By modifying construction materials and wagon design, original-equipment manufacturer Galison Group believes that the lighter weight of a wagon will significantly reduce transport and production costs by enabling customers to increase their production volumes per wagon per trip.
In its partnership with solutions provider Grindrod, Galison Group has produced a lightweight container wagon intended for use in Africa. The wagon is constructed and designed using weather-resistant, high-strength steel, which will reduce wagon weight by between 3 t and 5 t.
“The reduction in weight will have a tremendous impact in countries with low axle load capacity,” explains Galison Group CEO Andrew Thorburn.
He further points out that, in countries such as the Democratic Republic of Congo, railways are limited to a 16 t axle load, which is much lower than the 21 t axle load on South African State-owned logistics company Transnet‘s mainline rail network.
Galison’s design of the wagons ensures compliance with Association of American Railroads standards and makes them more economical than their older, heavier predecessors.
“The company has manufactured more than 50% of the rolling stock procured for underground and surface mining operations in Southern Africa in the last ten years.
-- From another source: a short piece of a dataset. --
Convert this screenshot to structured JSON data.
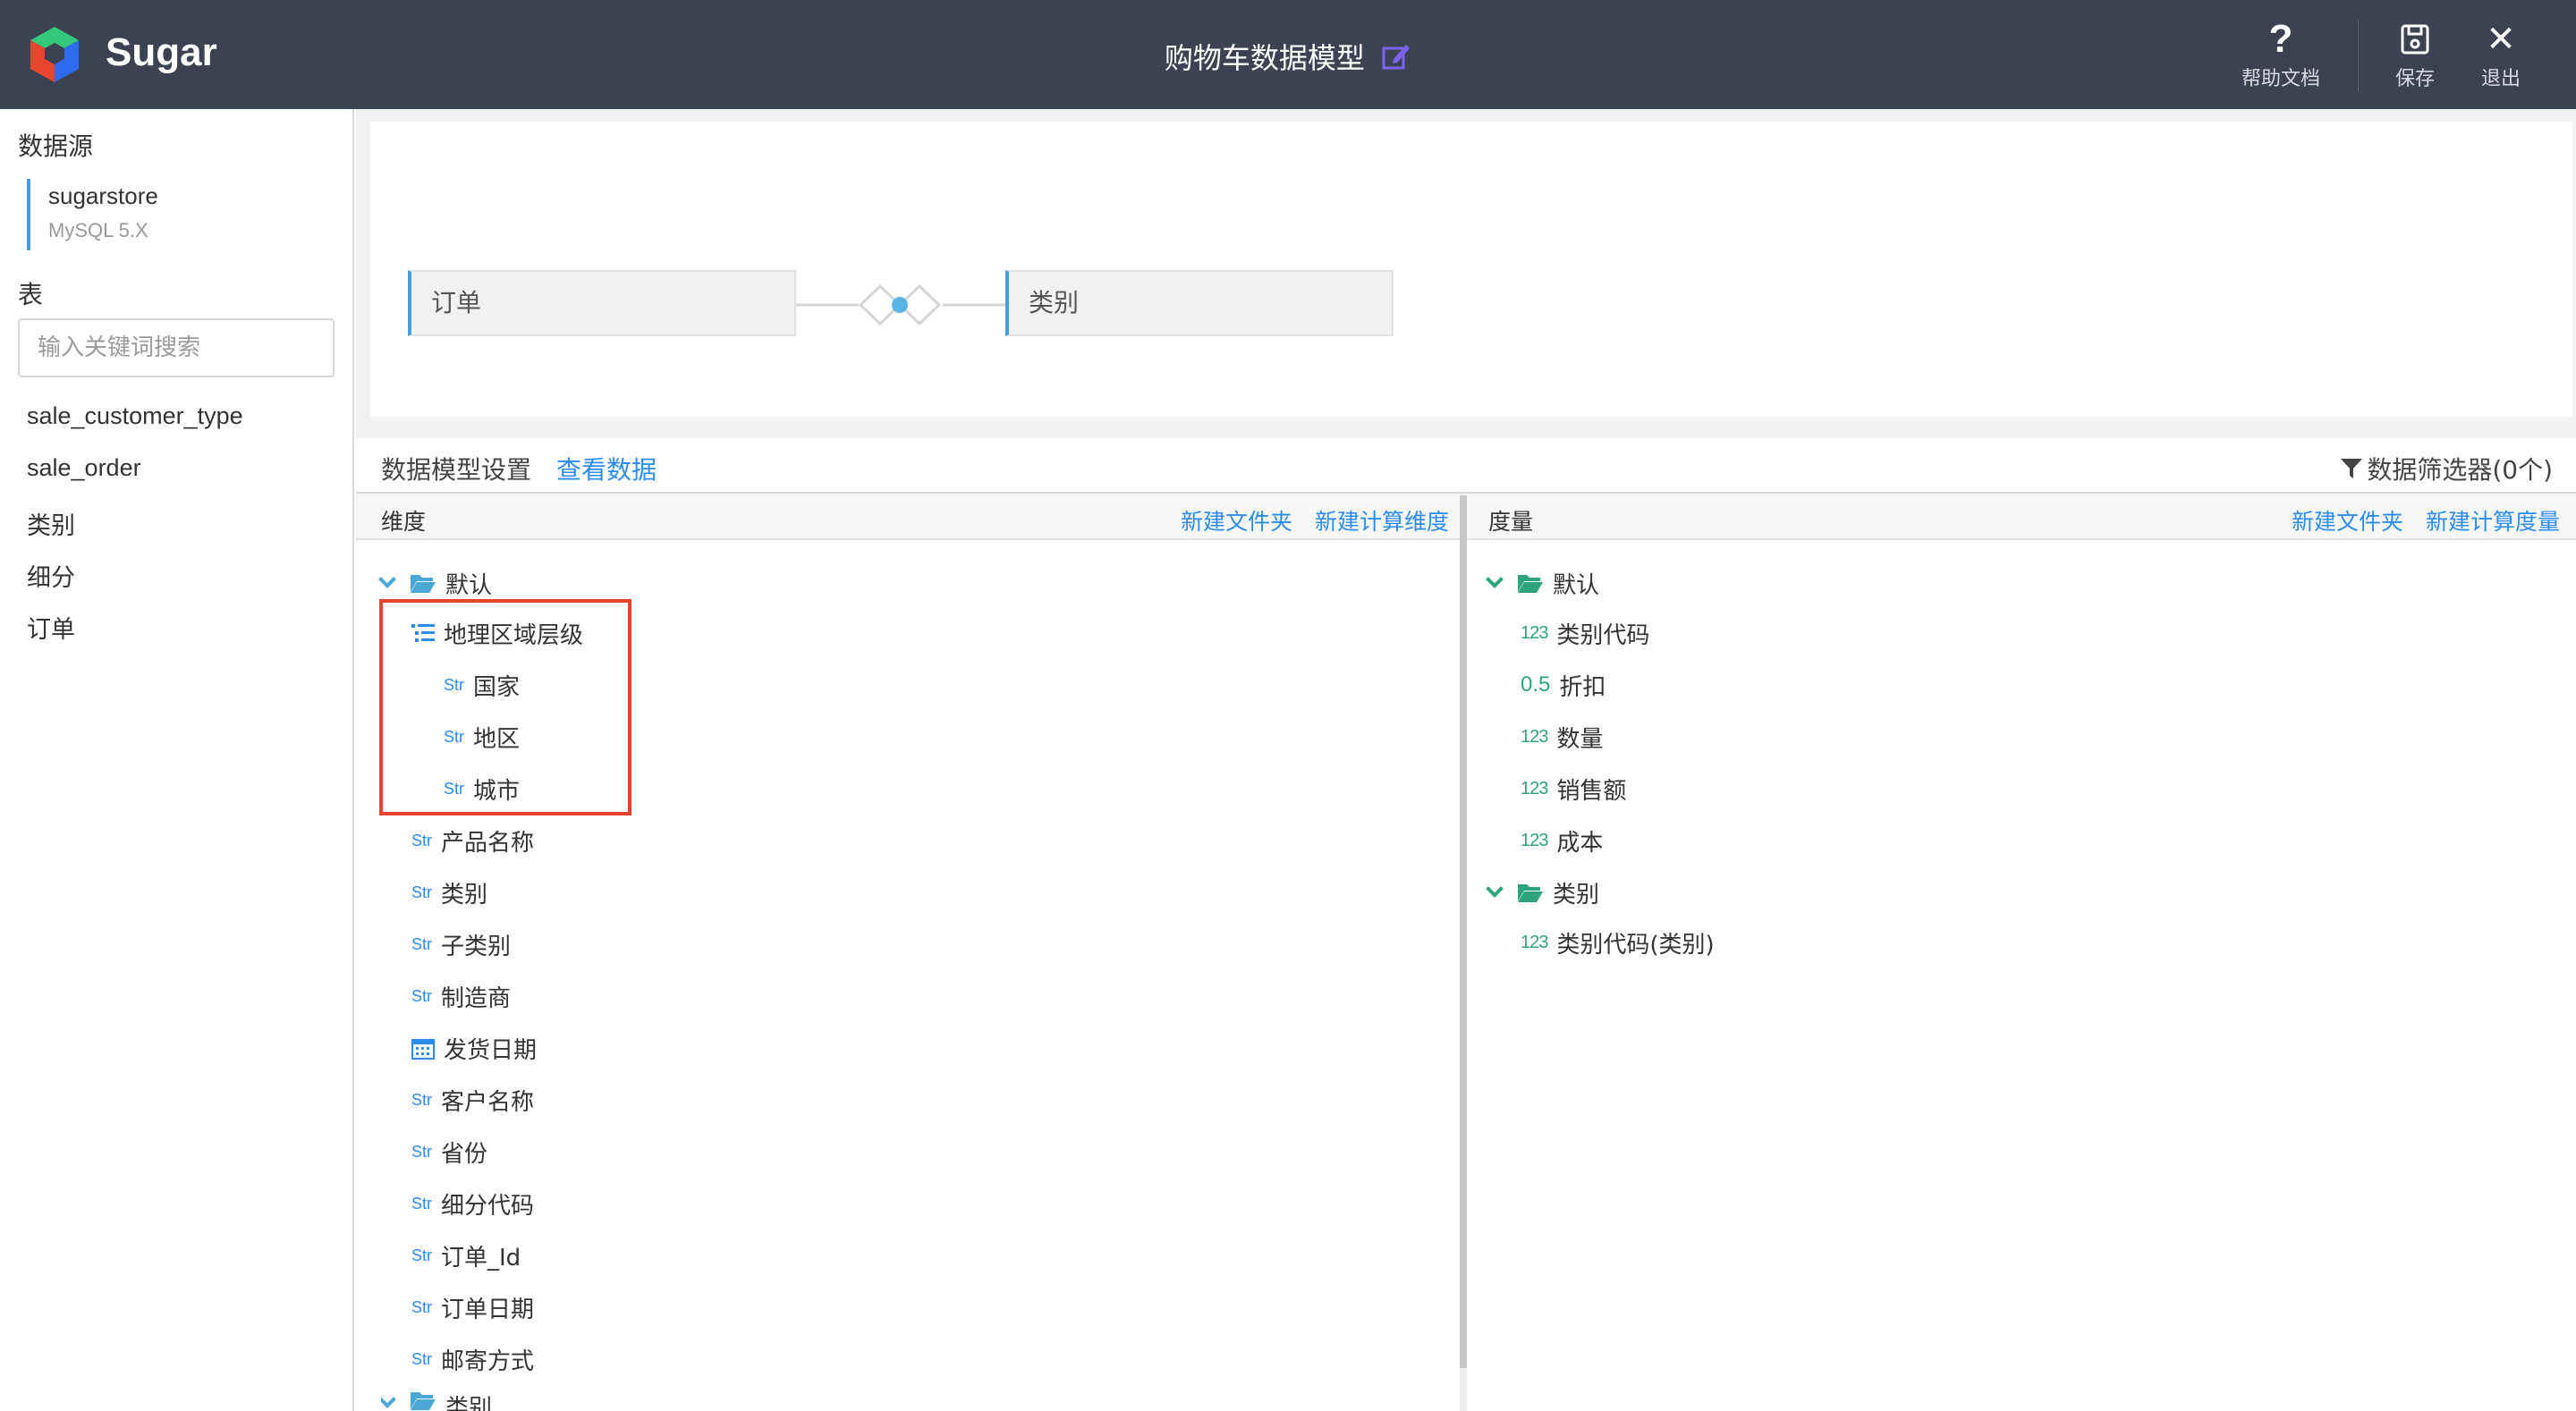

In addition to our service offering for underground rolling stock, we also provide surface rail wagons for privately run railway services in the heavy industry sector,” Thorburn adds.
In October last year, Galison received an order for 100 grain hopper wagons from rail leasing company GPR Leasing, a subsidiary of Grindrod, for use on the Nacala corridor, in Mozambique.
“The deal between GPR, Galison and Mozambique constitutes one of the first of its kind in Africa, as this is one of the first times that a rail operator has leased wagons in Africa. “All parties remain confident that the leasing of wagons by operators will become a preferred model moving forward, as it removes the burden of raising capital for buying rolling stock, allowing them to focus on their core business,” says Thorburn.
He says supply to Mozambique has started, with the final delivery of all 100 units expected to be completed by the end of this year.
Galison also supplies operations in Zambia, Botswana, Zimbabwe, Ghana and Tanzania with underground and surface rolling stock.
While the company’s record for delivering rolling stock on the African continent is notable, its global reach is also growing. It has delivered railway equipment for the mining sector in the US, Canada, Russia, Australia, Fiji and China.
A project currently under way is the Galison 20 m3 automated train system that is being implemented at the Pulong copper mine, in China.
"This large State-owned mining company wanted the best underground rolling stock in the world. “They approached us and a company in Sweden and, together with our partners, we won the tender. “The contract . . . was signed in July 2016 and the first delivery was made in October,” adds Thorburn.
“The Chinese delegation conducted a site inspection prior to awarding the contract and Galison fulfilled all the requirements of the project. Galison is, therefore, the first African company to supply China with rolling stock, which is an ironic development in light of the current influx of Chinese-made rolling stock in Africa," he explains.
According to Thorburn, the mine’s underground train will be a fully automated, driverless train system, which will allow for loading, haulage and offloading to be [done]from the surface.
“The train system will incorporate the latest technology and constitutes the best in underground railway solutions the world has to offer.”“
With the company’s internationally recognised standards and access to cutting-edge technology and high-quality fabrication, Galison is in a position to challenge competitors globally,” concludes Thorburn.